About Blog Title...

As a child, it was one of my greatest delights to visit my grandparents in the spring when the whip-poor-wills began to call. Grandma and Grandpa lived in a remote valley of the Ozark Mountains where there were trees a plenty, and, seemingly, a whip-poor-will, or two, in each one.
My grandmother insisted that a whip-poor-will's call was not "whip-poor-will," but instead, "chip-butter-white-oak." I would listen really hard trying to hear it exactly as she said it was, but all I could hear was "whip-poor-will, whip-poor-will,..." But, I never let on to her.
I remember my grandpa watching and listening, with an amused look on his face, to one of these listening sessions. Shortly after that he began to call me, just for fun, "Chip Butter." It is a name I am proud to wear for I still love to hear that long, lonesome call on a warm summer's eve. And, sometimes, when I listen really, really hard, it seems I can hear quite clearly, "chip-butter-white-oak, chip-butter-white-oak..."


Saturday, January 10, 2015

On Creativity...










"A Life's work is always unfinished and requires creativity till the day a person dies.  Even if you've managed major accomplishments throughout your life and don't really need a model for making a mark, you do need one for enriching an ongoing existence."

     ~Molly Peacock, The Paper Garden: Mrs. Delany Begins her Life's Work at 72

                                                                             
Mary Delany (1700 - 1788) was an English Bluestocking, artist, letter-writer, and avid gardener, who was also talented at needlework, drawing, painting, and cutting paper, but she was best known for her paper cutting.  In 1771 in her early 70s, as a way of dealing with grief, Mary began to create cut-out paper art works which were exceptionally detailed and botanically accurate depictions of plants. She created 1700 of these works calling them her "Paper Mosaiks" from the age of 71 to 88, when her eyesight failed her.

Some time ago, I had jotted down these notes on a journal page, which has become somewhat of a habit, or pleasure, when I run across something that catches my interest.  What an inspiring story!    Molly Peacock's The Paper Garden is, for certain, on the Chip Butter reading list for 2015...  Not that I plan to cut paper!



                                                                 

6 comments:

  1. Wonderful quote & so true. I would be lost without my little creative projects. I've never heard of Mary Delany so I look her up. Amazing that she created such intricate paper cuttings at the age of 72! An inspiration indeed.

    ReplyDelete
    Replies
    1. I do understand the being lost without little creative projects. I sometimes think about clearing out my messes, but then what?

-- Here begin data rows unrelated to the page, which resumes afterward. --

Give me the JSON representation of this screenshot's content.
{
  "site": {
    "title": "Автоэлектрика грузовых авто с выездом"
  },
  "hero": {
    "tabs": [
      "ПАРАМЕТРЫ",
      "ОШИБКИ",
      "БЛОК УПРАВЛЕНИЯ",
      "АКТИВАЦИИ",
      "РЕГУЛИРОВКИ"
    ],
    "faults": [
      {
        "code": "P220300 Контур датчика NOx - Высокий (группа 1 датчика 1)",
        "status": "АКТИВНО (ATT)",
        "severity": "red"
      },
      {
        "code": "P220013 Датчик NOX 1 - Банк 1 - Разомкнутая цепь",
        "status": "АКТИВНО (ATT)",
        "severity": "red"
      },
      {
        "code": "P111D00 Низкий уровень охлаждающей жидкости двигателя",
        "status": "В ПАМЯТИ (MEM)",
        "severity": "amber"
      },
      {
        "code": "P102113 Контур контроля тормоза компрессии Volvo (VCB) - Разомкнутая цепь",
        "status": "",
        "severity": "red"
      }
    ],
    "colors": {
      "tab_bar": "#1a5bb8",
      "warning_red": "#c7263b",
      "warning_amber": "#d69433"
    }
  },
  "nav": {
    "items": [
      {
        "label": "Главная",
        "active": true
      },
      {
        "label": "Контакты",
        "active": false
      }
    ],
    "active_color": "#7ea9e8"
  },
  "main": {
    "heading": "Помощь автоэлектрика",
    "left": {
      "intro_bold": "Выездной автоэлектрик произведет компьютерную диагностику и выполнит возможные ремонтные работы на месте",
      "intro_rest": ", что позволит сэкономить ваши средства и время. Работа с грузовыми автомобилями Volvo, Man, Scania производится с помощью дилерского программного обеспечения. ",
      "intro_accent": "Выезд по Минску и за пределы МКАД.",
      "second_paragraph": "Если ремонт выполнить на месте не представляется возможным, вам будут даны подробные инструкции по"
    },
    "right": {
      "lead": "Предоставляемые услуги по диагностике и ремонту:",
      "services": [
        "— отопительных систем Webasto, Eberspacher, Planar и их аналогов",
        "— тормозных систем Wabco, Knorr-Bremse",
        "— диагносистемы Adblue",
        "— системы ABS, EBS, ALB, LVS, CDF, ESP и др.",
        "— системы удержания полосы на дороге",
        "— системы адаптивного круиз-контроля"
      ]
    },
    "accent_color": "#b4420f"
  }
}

      Delete
  2. How true. We must all continue to work on " enriching an ongoing existence". I look forward to reading up on Mary Delany. I've had the good fortune of working with some amazing people, 70 to 100 years old. Some, too, have dedicate themselves to accomplishing simple to amazing life's work. I hope I can walk in their footsteps and inspire as they inspire me.

    ReplyDelete
    Replies
    1. You said this so well. "I hope I can walk in their footsteps and inspire as they inspire me." Oh, Yes! I have ordered the book.

      Delete
  3. I concur with her statement about needing to create until we die. If I didn't create, I'd pretty much die anyway. Hope your new year is "being have" as my kids would say.

    ReplyDelete
  4. Thanks, Jan. "Being have" pretty much describes it, I think. Creating comes in many forms. Even gardening. :-)

    ReplyDelete